How to Layer Clothes
Layering in the summer is simple: basically, a lightweight cardigan you can throw on (or take off) as needed, when the AC blows too vigorously. But depending on the climate where you live, the fall and, especially, winter may call for a more complex strategy, dressing for comfort in settings that can range from an icy driveway to a heat-blasted office building.
To regulate your body temperature all day, dress in soft, thin layers that you can easily add and remove. As a rule, a three-layer system works best, whether you’re dressing for a conference or a 5K run. The base layer wicks, or draws, moisture away from the skin; the second layer traps warm air, insulates, and absorbs perspiration passed through the base layer. And the third, outer, layer of clothing releases moisture into the air while blocking wind and rain. Besides eliminating bulk, multiple thin layers outperform one thick layer in several ways: trapping air (an excellent insulator) between the layers, letting perspiration move through more efficiently, and allowing freedom of movement.
Whatever situation you’re dressing for, if your goal is to keep warm, never wear cotton underwear or socks.
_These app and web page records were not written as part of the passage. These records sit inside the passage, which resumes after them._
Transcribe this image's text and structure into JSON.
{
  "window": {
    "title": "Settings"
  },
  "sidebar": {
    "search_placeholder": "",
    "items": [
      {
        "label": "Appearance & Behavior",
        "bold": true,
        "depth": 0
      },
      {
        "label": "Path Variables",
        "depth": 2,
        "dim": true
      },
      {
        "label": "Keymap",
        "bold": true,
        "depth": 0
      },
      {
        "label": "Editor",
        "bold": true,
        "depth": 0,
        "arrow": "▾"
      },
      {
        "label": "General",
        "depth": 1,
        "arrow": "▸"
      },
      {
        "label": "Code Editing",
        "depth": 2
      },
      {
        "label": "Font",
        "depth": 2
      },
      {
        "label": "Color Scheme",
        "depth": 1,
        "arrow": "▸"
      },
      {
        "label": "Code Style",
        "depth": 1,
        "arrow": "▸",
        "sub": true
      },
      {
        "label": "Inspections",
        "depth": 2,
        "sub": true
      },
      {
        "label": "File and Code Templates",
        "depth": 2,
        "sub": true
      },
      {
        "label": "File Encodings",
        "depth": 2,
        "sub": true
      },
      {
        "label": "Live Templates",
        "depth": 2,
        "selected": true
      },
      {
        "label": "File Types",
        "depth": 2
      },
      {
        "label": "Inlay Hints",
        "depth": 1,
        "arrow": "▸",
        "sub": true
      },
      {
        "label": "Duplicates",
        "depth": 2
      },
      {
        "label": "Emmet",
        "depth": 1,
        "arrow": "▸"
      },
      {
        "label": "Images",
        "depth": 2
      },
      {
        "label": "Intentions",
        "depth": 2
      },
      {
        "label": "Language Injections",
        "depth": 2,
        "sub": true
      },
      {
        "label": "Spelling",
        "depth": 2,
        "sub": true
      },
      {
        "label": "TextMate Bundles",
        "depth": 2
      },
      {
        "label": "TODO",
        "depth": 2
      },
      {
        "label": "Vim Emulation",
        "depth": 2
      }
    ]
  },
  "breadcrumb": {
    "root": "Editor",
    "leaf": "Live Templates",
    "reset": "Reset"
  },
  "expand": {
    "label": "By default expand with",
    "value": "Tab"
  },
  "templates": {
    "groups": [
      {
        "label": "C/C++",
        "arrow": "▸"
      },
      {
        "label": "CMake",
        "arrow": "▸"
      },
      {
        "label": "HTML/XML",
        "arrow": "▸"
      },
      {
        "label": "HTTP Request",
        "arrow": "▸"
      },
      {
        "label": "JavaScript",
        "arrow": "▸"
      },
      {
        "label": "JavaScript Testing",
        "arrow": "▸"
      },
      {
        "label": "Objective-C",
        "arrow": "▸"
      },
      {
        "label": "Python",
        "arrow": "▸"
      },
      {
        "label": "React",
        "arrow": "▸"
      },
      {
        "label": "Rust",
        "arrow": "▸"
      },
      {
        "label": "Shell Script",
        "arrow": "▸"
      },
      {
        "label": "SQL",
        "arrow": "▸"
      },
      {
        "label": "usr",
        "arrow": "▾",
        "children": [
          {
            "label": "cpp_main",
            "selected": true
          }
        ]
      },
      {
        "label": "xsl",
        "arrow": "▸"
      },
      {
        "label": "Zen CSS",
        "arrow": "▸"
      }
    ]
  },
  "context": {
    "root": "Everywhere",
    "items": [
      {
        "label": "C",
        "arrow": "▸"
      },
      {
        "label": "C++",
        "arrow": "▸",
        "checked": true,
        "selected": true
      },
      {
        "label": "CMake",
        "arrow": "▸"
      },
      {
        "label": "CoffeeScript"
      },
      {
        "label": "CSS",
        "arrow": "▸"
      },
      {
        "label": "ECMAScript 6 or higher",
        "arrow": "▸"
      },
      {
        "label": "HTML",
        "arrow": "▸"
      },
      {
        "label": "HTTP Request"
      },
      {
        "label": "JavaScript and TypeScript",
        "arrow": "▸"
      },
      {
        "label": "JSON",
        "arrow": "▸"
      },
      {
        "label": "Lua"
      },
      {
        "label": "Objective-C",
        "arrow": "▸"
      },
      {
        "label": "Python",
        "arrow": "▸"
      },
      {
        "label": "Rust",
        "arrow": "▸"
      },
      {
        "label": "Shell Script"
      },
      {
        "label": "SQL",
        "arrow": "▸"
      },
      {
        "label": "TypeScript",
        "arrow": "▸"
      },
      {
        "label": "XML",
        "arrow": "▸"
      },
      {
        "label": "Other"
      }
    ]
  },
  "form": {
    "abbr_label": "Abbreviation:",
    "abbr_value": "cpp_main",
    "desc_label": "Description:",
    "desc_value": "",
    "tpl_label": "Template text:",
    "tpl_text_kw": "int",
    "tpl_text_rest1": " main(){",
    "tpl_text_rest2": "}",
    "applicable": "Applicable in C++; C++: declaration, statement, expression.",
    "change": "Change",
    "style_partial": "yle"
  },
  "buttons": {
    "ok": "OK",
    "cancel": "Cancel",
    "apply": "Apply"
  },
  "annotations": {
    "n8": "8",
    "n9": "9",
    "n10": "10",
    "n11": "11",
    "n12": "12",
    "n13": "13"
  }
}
Cotton loses much of its insulating ability when wet. Instead, wear underpants made of polypropylene, CoolMax, or Capilene, and socks made from Dri-Fit, wool, or cashmere.
- For work: Wool and silk are two of nature’s most effective insulators. Wool adds lightweight warmth and draws moisture from the skin. Silk is the strongest, smoothest natural fiber and also wicks moisture. Together they offer luxury and classic style—just right for the office. Look for silk tights (they’re porous, and they trap heat) and light wool sweaters (the thinner they are, the more smoothly they will drape).
- For the weekend: Casual weekend wear usually means jeans or sweats. But in cold weather, cotton is the kiss of death. It soaks up moisture and stays damp for hours. Instead, wear soft synthetics close to the body and add a sweater and a wind- and rain-resistant coat. A merino wool sweater will keep you cozy; top it with a light, water-resistant quilted jacket.
- For exercise: When dressing in layers for outdoor exercise, three points are crucial: First, every layer, including the outermost one, must breathe, so sweat doesn’t get trapped. Second, the outer layer has to be wind- and rain-resistant. And, third, don’t overdress. You should feel chilly during the first leg of a run or bike ride, then warm up gradually. Try a long-sleeve shirt and thermal tights that feel soft and dry against the skin, even when you’re perspiring. On mild winter days, protect against the elements with a windbreaker. When the temperature falls between 40 degrees and 55 degrees, wear a fleece vest as a second layer. It draws moisture from the base layer and won't restrict arm movement. If the temperature drops below 40, wear a long-sleeve fleece jacket as a second layer. Look for one with a hood, since a great deal of body heat is lost through the head. The lower the temperature, the thicker the outer layer should be.